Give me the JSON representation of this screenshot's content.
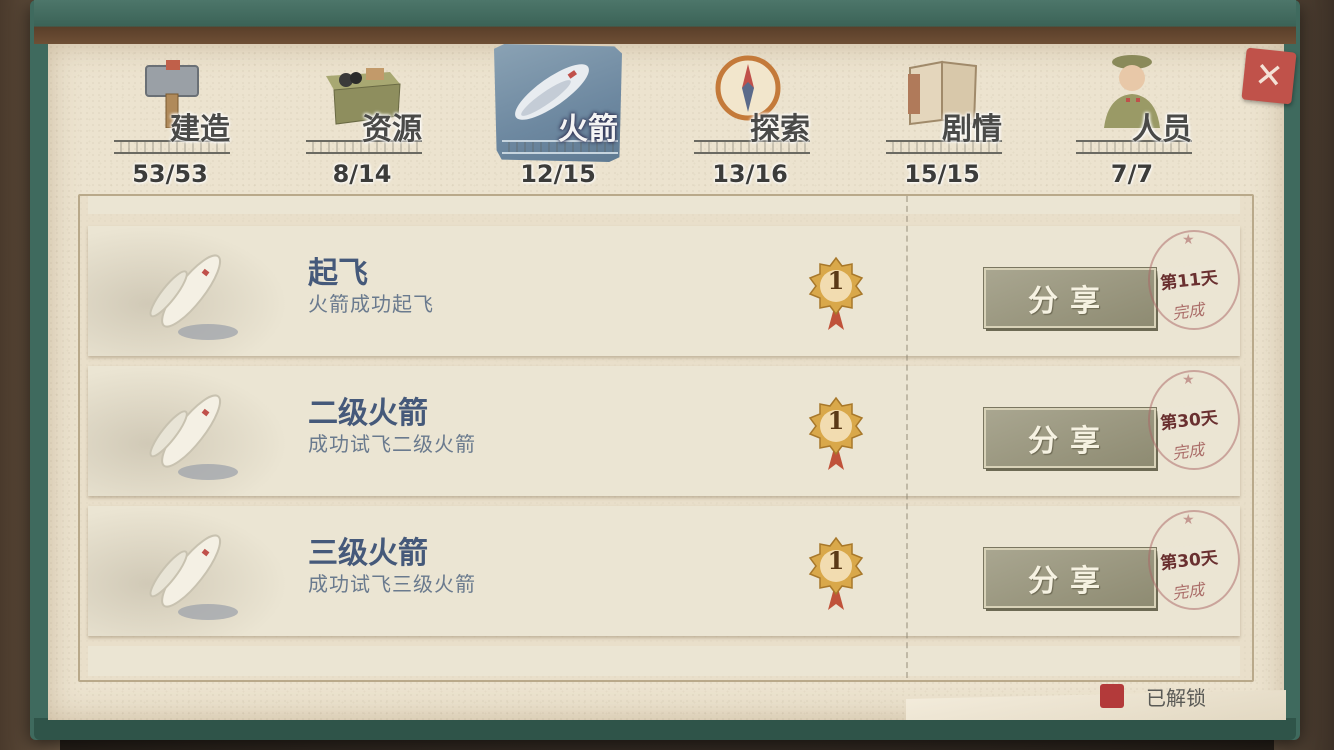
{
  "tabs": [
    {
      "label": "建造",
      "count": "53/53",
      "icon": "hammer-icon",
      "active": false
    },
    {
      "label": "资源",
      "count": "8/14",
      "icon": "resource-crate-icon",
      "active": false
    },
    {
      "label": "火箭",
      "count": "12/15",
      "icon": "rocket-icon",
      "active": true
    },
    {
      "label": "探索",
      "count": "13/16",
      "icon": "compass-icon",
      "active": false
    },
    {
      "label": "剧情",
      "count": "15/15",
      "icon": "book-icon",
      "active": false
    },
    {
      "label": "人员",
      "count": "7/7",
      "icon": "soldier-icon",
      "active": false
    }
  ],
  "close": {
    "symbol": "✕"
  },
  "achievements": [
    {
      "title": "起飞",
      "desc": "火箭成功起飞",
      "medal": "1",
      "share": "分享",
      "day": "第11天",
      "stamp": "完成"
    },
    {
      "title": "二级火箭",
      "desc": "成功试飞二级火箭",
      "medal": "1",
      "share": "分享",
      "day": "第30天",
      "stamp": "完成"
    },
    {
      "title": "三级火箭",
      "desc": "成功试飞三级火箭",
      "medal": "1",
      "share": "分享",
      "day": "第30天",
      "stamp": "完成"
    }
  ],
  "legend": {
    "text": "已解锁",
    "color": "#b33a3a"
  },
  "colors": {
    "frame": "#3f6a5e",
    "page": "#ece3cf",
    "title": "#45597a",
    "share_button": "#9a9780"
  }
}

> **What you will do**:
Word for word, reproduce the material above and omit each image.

> **Task response**:
Give me the JSON representation of this screenshot's content.
{
  "tabs": [
    {
      "label": "建造",
      "count": "53/53",
      "icon": "hammer-icon",
      "active": false
    },
    {
      "label": "资源",
      "count": "8/14",
      "icon": "resource-crate-icon",
      "active": false
    },
    {
      "label": "火箭",
      "count": "12/15",
      "icon": "rocket-icon",
      "active": true
    },
    {
      "label": "探索",
      "count": "13/16",
      "icon": "compass-icon",
      "active": false
    },
    {
      "label": "剧情",
      "count": "15/15",
      "icon": "book-icon",
      "active": false
    },
    {
      "label": "人员",
      "count": "7/7",
      "icon": "soldier-icon",
      "active": false
    }
  ],
  "close": {
    "symbol": "✕"
  },
  "achievements": [
    {
      "title": "起飞",
      "desc": "火箭成功起飞",
      "medal": "1",
      "share": "分享",
      "day": "第11天",
      "stamp": "完成"
    },
    {
      "title": "二级火箭",
      "desc": "成功试飞二级火箭",
      "medal": "1",
      "share": "分享",
      "day": "第30天",
      "stamp": "完成"
    },
    {
      "title": "三级火箭",
      "desc": "成功试飞三级火箭",
      "medal": "1",
      "share": "分享",
      "day": "第30天",
      "stamp": "完成"
    }
  ],
  "legend": {
    "text": "已解锁",
    "color": "#b33a3a"
  },
  "colors": {
    "frame": "#3f6a5e",
    "page": "#ece3cf",
    "title": "#45597a",
    "share_button": "#9a9780"
  }
}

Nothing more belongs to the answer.